* Exercise directions *
Apart from the pictures, reproduce the data below exactly as it stands.

(Stored data)
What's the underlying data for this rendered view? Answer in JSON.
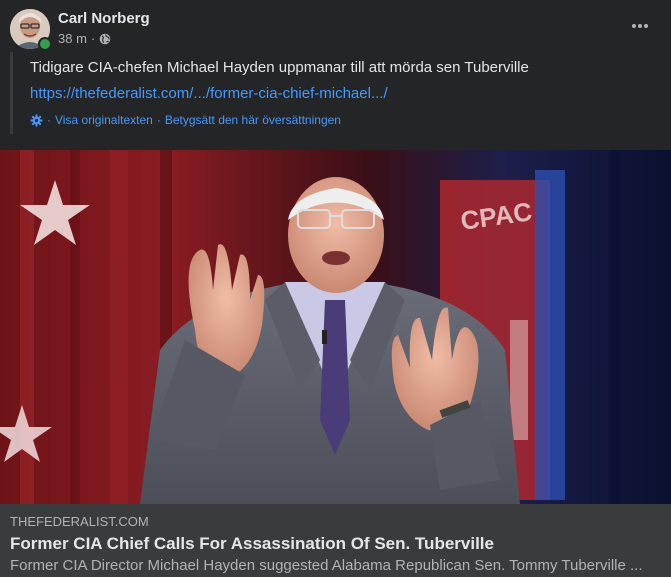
{
  "post": {
    "author": "Carl Norberg",
    "time": "38 m",
    "separator": "·",
    "privacy_icon": "globe-icon",
    "more_icon": "more-horizontal-icon"
  },
  "shared_text": {
    "text": "Tidigare CIA-chefen Michael Hayden uppmanar till att mörda sen Tuberville",
    "link": "https://thefederalist.com/.../former-cia-chief-michael.../",
    "translation_icon": "gear-icon",
    "separator": "·",
    "show_original": "Visa originaltexten",
    "rate_translation": "Betygsätt den här översättningen"
  },
  "link_preview": {
    "domain": "THEFEDERALIST.COM",
    "title": "Former CIA Chief Calls For Assassination Of Sen. Tuberville",
    "description": "Former CIA Director Michael Hayden suggested Alabama Republican Sen. Tommy Tuberville ..."
  },
  "colors": {
    "background": "#242526",
    "card": "#3a3b3c",
    "link": "#4599ff",
    "online": "#31a24c"
  }
}
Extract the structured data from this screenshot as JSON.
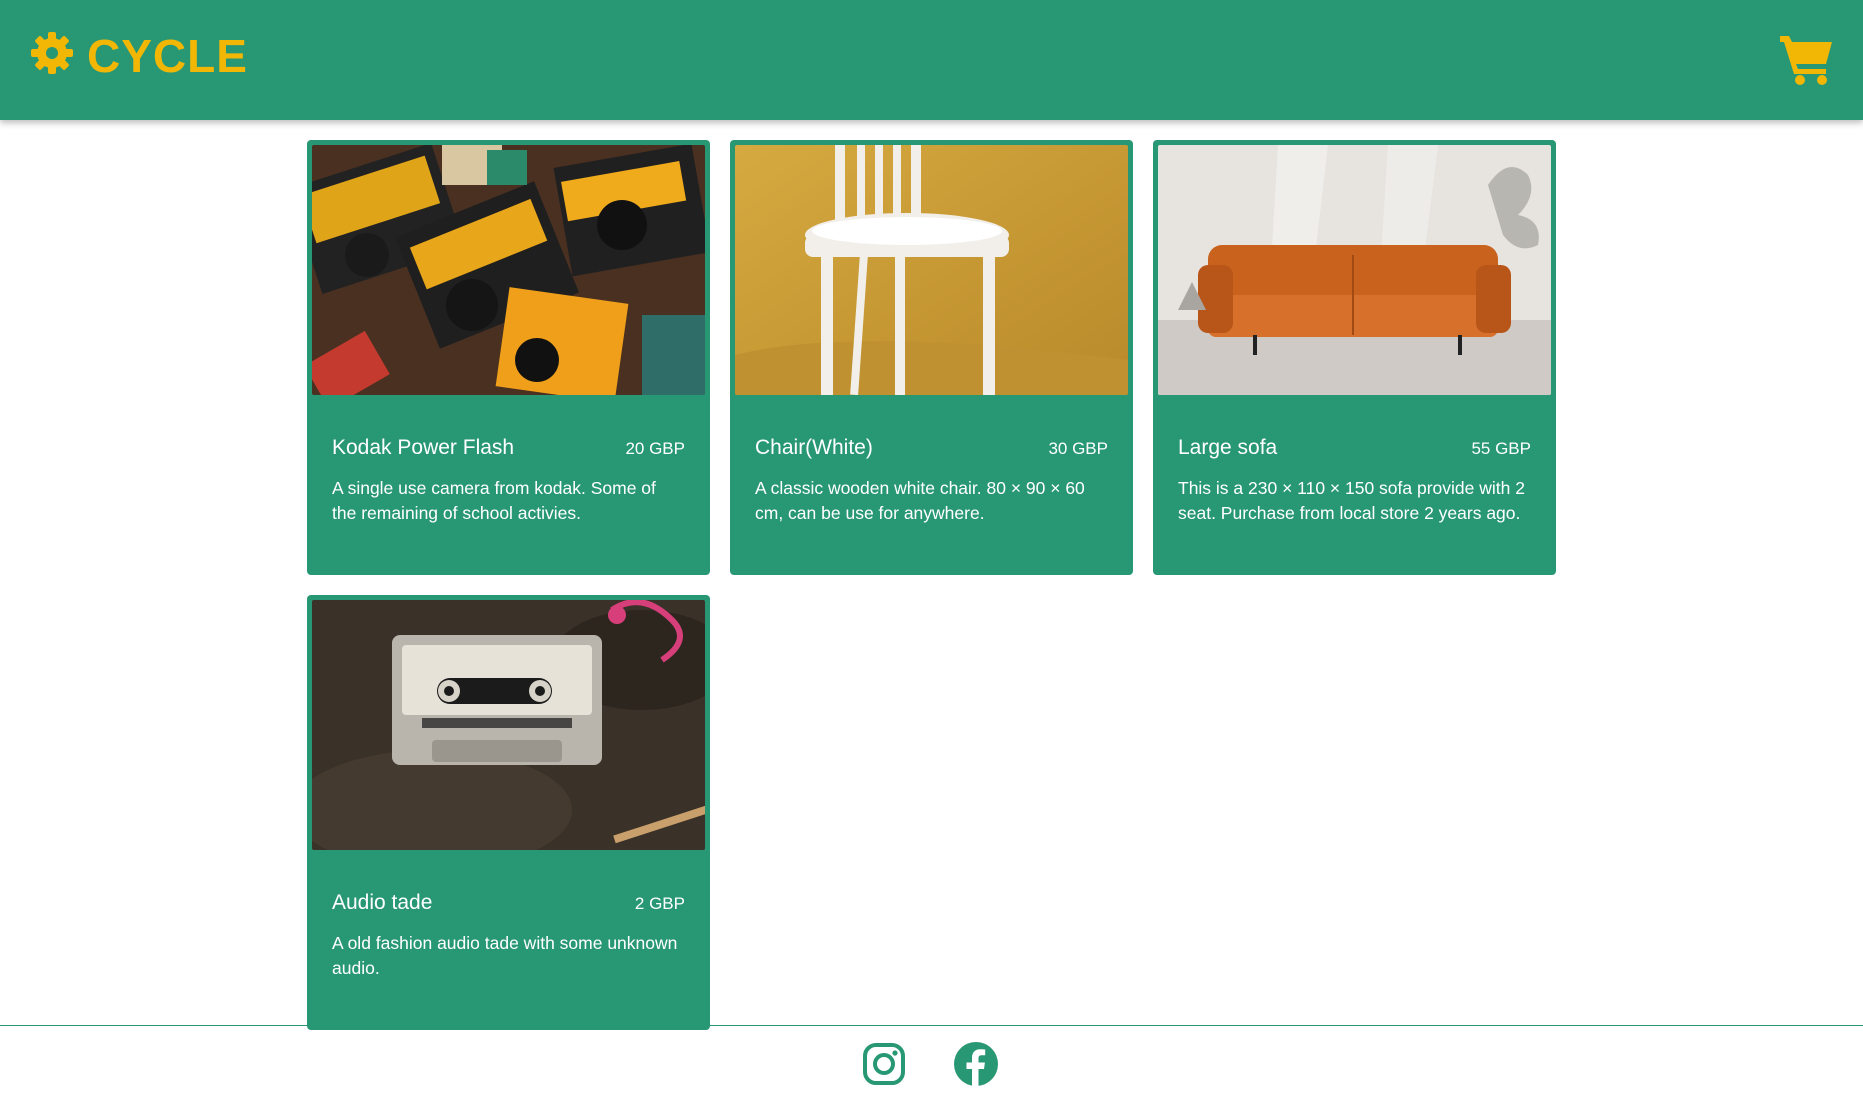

* Task answer *
What's the underlying data for this rendered view? Answer in JSON.
{
  "post": {
    "author": "Carl Norberg",
    "time": "38 m",
    "separator": "·",
    "privacy_icon": "globe-icon",
    "more_icon": "more-horizontal-icon"
  },
  "shared_text": {
    "text": "Tidigare CIA-chefen Michael Hayden uppmanar till att mörda sen Tuberville",
    "link": "https://thefederalist.com/.../former-cia-chief-michael.../",
    "translation_icon": "gear-icon",
    "separator": "·",
    "show_original": "Visa originaltexten",
    "rate_translation": "Betygsätt den här översättningen"
  },
  "link_preview": {
    "domain": "THEFEDERALIST.COM",
    "title": "Former CIA Chief Calls For Assassination Of Sen. Tuberville",
    "description": "Former CIA Director Michael Hayden suggested Alabama Republican Sen. Tommy Tuberville ..."
  },
  "colors": {
    "background": "#242526",
    "card": "#3a3b3c",
    "link": "#4599ff",
    "online": "#31a24c"
  }
}
Extract the structured data from this screenshot as JSON.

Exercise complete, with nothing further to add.